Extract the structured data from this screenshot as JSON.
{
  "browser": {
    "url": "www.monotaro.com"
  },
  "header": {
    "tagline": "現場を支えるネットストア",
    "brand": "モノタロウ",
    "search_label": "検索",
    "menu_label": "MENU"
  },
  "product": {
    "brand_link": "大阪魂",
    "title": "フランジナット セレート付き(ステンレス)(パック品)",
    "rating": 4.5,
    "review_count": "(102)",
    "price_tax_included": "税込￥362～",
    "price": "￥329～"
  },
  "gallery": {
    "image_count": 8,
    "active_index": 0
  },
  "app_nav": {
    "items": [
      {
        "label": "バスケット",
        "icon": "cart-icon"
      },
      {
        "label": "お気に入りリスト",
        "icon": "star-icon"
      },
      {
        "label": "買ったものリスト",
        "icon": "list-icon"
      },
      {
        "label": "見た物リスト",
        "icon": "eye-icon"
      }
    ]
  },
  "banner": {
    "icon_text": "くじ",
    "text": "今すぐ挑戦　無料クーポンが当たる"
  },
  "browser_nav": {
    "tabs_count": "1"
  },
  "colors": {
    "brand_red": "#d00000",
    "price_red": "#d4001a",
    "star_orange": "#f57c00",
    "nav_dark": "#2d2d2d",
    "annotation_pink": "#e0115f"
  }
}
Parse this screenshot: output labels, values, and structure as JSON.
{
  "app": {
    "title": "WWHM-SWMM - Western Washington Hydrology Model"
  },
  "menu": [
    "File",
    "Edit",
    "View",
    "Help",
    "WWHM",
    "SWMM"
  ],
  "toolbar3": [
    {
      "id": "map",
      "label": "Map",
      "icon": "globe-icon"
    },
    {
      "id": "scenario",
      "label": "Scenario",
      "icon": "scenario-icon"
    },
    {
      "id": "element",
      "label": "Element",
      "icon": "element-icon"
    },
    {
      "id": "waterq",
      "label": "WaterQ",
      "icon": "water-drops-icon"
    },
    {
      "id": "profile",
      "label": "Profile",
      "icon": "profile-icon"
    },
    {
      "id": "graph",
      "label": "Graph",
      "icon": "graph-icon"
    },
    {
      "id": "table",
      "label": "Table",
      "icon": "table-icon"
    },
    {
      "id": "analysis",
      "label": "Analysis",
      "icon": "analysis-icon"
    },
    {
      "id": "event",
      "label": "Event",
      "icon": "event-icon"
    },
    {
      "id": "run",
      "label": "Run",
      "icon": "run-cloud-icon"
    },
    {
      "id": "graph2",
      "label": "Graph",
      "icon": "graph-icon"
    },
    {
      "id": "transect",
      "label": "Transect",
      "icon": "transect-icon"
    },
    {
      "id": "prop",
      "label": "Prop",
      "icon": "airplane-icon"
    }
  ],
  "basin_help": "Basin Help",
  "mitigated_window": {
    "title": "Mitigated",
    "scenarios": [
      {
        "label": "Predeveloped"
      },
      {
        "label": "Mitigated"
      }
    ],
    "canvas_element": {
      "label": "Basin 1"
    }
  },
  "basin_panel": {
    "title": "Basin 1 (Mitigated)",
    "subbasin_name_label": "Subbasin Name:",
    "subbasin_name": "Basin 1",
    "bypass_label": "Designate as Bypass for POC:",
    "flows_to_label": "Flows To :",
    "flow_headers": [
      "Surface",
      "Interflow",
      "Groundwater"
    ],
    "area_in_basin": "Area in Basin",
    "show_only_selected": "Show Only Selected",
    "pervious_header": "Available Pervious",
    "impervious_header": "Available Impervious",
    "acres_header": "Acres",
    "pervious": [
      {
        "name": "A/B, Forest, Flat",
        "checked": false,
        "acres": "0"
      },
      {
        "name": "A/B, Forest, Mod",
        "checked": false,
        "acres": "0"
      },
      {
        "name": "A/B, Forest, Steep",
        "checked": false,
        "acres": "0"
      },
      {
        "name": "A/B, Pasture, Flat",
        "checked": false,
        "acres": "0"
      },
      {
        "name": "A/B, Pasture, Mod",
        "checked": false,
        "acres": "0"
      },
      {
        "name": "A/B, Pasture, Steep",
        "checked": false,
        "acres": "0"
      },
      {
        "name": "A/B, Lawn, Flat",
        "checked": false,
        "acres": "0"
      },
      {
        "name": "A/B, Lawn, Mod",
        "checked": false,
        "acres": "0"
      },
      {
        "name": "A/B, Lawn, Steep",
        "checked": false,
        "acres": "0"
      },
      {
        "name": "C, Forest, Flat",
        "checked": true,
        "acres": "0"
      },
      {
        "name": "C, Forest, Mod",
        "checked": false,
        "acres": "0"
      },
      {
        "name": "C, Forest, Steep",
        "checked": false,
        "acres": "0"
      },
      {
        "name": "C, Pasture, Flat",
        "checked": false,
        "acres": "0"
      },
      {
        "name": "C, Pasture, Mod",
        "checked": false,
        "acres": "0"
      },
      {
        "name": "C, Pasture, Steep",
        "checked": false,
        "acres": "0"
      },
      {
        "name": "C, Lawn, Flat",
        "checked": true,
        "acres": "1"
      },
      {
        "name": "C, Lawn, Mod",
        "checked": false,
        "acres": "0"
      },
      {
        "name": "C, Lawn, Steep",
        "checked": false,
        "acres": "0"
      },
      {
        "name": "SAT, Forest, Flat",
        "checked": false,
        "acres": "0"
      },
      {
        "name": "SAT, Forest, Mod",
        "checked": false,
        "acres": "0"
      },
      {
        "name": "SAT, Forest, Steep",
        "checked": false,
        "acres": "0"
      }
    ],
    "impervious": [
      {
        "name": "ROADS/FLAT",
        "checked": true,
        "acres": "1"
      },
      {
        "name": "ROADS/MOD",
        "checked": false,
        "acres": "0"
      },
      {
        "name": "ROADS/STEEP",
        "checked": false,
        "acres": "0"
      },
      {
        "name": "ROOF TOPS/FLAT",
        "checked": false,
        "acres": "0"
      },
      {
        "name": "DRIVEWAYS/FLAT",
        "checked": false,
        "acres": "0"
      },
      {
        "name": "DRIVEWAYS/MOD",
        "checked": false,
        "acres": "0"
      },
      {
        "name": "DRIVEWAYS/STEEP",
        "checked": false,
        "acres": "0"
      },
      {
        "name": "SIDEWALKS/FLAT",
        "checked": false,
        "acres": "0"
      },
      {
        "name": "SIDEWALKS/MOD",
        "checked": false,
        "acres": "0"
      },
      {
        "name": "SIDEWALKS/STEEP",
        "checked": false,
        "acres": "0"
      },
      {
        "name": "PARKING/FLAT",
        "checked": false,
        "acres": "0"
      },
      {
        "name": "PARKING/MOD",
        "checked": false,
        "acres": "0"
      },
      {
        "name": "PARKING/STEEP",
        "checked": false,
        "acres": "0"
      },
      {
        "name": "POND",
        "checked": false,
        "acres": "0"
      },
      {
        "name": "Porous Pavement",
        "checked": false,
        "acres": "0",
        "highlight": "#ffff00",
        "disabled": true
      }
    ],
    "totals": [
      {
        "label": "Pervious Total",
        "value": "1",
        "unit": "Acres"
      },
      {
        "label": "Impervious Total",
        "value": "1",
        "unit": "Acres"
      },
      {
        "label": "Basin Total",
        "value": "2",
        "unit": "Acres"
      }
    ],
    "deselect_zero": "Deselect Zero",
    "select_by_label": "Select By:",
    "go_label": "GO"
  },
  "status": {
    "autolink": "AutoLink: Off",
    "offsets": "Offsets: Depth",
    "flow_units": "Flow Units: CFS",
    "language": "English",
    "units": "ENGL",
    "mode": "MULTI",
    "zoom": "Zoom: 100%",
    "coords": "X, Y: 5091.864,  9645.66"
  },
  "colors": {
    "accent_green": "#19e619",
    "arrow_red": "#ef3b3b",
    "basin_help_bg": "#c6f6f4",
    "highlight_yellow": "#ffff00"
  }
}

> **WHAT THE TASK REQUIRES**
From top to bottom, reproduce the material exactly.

> **EXPECTED OUTPUT**
Extract the structured data from this screenshot as JSON.
{
  "browser": {
    "url": "www.monotaro.com"
  },
  "header": {
    "tagline": "現場を支えるネットストア",
    "brand": "モノタロウ",
    "search_label": "検索",
    "menu_label": "MENU"
  },
  "product": {
    "brand_link": "大阪魂",
    "title": "フランジナット セレート付き(ステンレス)(パック品)",
    "rating": 4.5,
    "review_count": "(102)",
    "price_tax_included": "税込￥362～",
    "price": "￥329～"
  },
  "gallery": {
    "image_count": 8,
    "active_index": 0
  },
  "app_nav": {
    "items": [
      {
        "label": "バスケット",
        "icon": "cart-icon"
      },
      {
        "label": "お気に入りリスト",
        "icon": "star-icon"
      },
      {
        "label": "買ったものリスト",
        "icon": "list-icon"
      },
      {
        "label": "見た物リスト",
        "icon": "eye-icon"
      }
    ]
  },
  "banner": {
    "icon_text": "くじ",
    "text": "今すぐ挑戦　無料クーポンが当たる"
  },
  "browser_nav": {
    "tabs_count": "1"
  },
  "colors": {
    "brand_red": "#d00000",
    "price_red": "#d4001a",
    "star_orange": "#f57c00",
    "nav_dark": "#2d2d2d",
    "annotation_pink": "#e0115f"
  }
}
Parse this screenshot: output labels, values, and structure as JSON.
{
  "app": {
    "title": "WWHM-SWMM - Western Washington Hydrology Model"
  },
  "menu": [
    "File",
    "Edit",
    "View",
    "Help",
    "WWHM",
    "SWMM"
  ],
  "toolbar3": [
    {
      "id": "map",
      "label": "Map",
      "icon": "globe-icon"
    },
    {
      "id": "scenario",
      "label": "Scenario",
      "icon": "scenario-icon"
    },
    {
      "id": "element",
      "label": "Element",
      "icon": "element-icon"
    },
    {
      "id": "waterq",
      "label": "WaterQ",
      "icon": "water-drops-icon"
    },
    {
      "id": "profile",
      "label": "Profile",
      "icon": "profile-icon"
    },
    {
      "id": "graph",
      "label": "Graph",
      "icon": "graph-icon"
    },
    {
      "id": "table",
      "label": "Table",
      "icon": "table-icon"
    },
    {
      "id": "analysis",
      "label": "Analysis",
      "icon": "analysis-icon"
    },
    {
      "id": "event",
      "label": "Event",
      "icon": "event-icon"
    },
    {
      "id": "run",
      "label": "Run",
      "icon": "run-cloud-icon"
    },
    {
      "id": "graph2",
      "label": "Graph",
      "icon": "graph-icon"
    },
    {
      "id": "transect",
      "label": "Transect",
      "icon": "transect-icon"
    },
    {
      "id": "prop",
      "label": "Prop",
      "icon": "airplane-icon"
    }
  ],
  "basin_help": "Basin Help",
  "mitigated_window": {
    "title": "Mitigated",
    "scenarios": [
      {
        "label": "Predeveloped"
      },
      {
        "label": "Mitigated"
      }
    ],
    "canvas_element": {
      "label": "Basin 1"
    }
  },
  "basin_panel": {
    "title": "Basin 1 (Mitigated)",
    "subbasin_name_label": "Subbasin Name:",
    "subbasin_name": "Basin 1",
    "bypass_label": "Designate as Bypass for POC:",
    "flows_to_label": "Flows To :",
    "flow_headers": [
      "Surface",
      "Interflow",
      "Groundwater"
    ],
    "area_in_basin": "Area in Basin",
    "show_only_selected": "Show Only Selected",
    "pervious_header": "Available Pervious",
    "impervious_header": "Available Impervious",
    "acres_header": "Acres",
    "pervious": [
      {
        "name": "A/B, Forest, Flat",
        "checked": false,
        "acres": "0"
      },
      {
        "name": "A/B, Forest, Mod",
        "checked": false,
        "acres": "0"
      },
      {
        "name": "A/B, Forest, Steep",
        "checked": false,
        "acres": "0"
      },
      {
        "name": "A/B, Pasture, Flat",
        "checked": false,
        "acres": "0"
      },
      {
        "name": "A/B, Pasture, Mod",
        "checked": false,
        "acres": "0"
      },
      {
        "name": "A/B, Pasture, Steep",
        "checked": false,
        "acres": "0"
      },
      {
        "name": "A/B, Lawn, Flat",
        "checked": false,
        "acres": "0"
      },
      {
        "name": "A/B, Lawn, Mod",
        "checked": false,
        "acres": "0"
      },
      {
        "name": "A/B, Lawn, Steep",
        "checked": false,
        "acres": "0"
      },
      {
        "name": "C, Forest, Flat",
        "checked": true,
        "acres": "0"
      },
      {
        "name": "C, Forest, Mod",
        "checked": false,
        "acres": "0"
      },
      {
        "name": "C, Forest, Steep",
        "checked": false,
        "acres": "0"
      },
      {
        "name": "C, Pasture, Flat",
        "checked": false,
        "acres": "0"
      },
      {
        "name": "C, Pasture, Mod",
        "checked": false,
        "acres": "0"
      },
      {
        "name": "C, Pasture, Steep",
        "checked": false,
        "acres": "0"
      },
      {
        "name": "C, Lawn, Flat",
        "checked": true,
        "acres": "1"
      },
      {
        "name": "C, Lawn, Mod",
        "checked": false,
        "acres": "0"
      },
      {
        "name": "C, Lawn, Steep",
        "checked": false,
        "acres": "0"
      },
      {
        "name": "SAT, Forest, Flat",
        "checked": false,
        "acres": "0"
      },
      {
        "name": "SAT, Forest, Mod",
        "checked": false,
        "acres": "0"
      },
      {
        "name": "SAT, Forest, Steep",
        "checked": false,
        "acres": "0"
      }
    ],
    "impervious": [
      {
        "name": "ROADS/FLAT",
        "checked": true,
        "acres": "1"
      },
      {
        "name": "ROADS/MOD",
        "checked": false,
        "acres": "0"
      },
      {
        "name": "ROADS/STEEP",
        "checked": false,
        "acres": "0"
      },
      {
        "name": "ROOF TOPS/FLAT",
        "checked": false,
        "acres": "0"
      },
      {
        "name": "DRIVEWAYS/FLAT",
        "checked": false,
        "acres": "0"
      },
      {
        "name": "DRIVEWAYS/MOD",
        "checked": false,
        "acres": "0"
      },
      {
        "name": "DRIVEWAYS/STEEP",
        "checked": false,
        "acres": "0"
      },
      {
        "name": "SIDEWALKS/FLAT",
        "checked": false,
        "acres": "0"
      },
      {
        "name": "SIDEWALKS/MOD",
        "checked": false,
        "acres": "0"
      },
      {
        "name": "SIDEWALKS/STEEP",
        "checked": false,
        "acres": "0"
      },
      {
        "name": "PARKING/FLAT",
        "checked": false,
        "acres": "0"
      },
      {
        "name": "PARKING/MOD",
        "checked": false,
        "acres": "0"
      },
      {
        "name": "PARKING/STEEP",
        "checked": false,
        "acres": "0"
      },
      {
        "name": "POND",
        "checked": false,
        "acres": "0"
      },
      {
        "name": "Porous Pavement",
        "checked": false,
        "acres": "0",
        "highlight": "#ffff00",
        "disabled": true
      }
    ],
    "totals": [
      {
        "label": "Pervious Total",
        "value": "1",
        "unit": "Acres"
      },
      {
        "label": "Impervious Total",
        "value": "1",
        "unit": "Acres"
      },
      {
        "label": "Basin Total",
        "value": "2",
        "unit": "Acres"
      }
    ],
    "deselect_zero": "Deselect Zero",
    "select_by_label": "Select By:",
    "go_label": "GO"
  },
  "status": {
    "autolink": "AutoLink: Off",
    "offsets": "Offsets: Depth",
    "flow_units": "Flow Units: CFS",
    "language": "English",
    "units": "ENGL",
    "mode": "MULTI",
    "zoom": "Zoom: 100%",
    "coords": "X, Y: 5091.864,  9645.66"
  },
  "colors": {
    "accent_green": "#19e619",
    "arrow_red": "#ef3b3b",
    "basin_help_bg": "#c6f6f4",
    "highlight_yellow": "#ffff00"
  }
}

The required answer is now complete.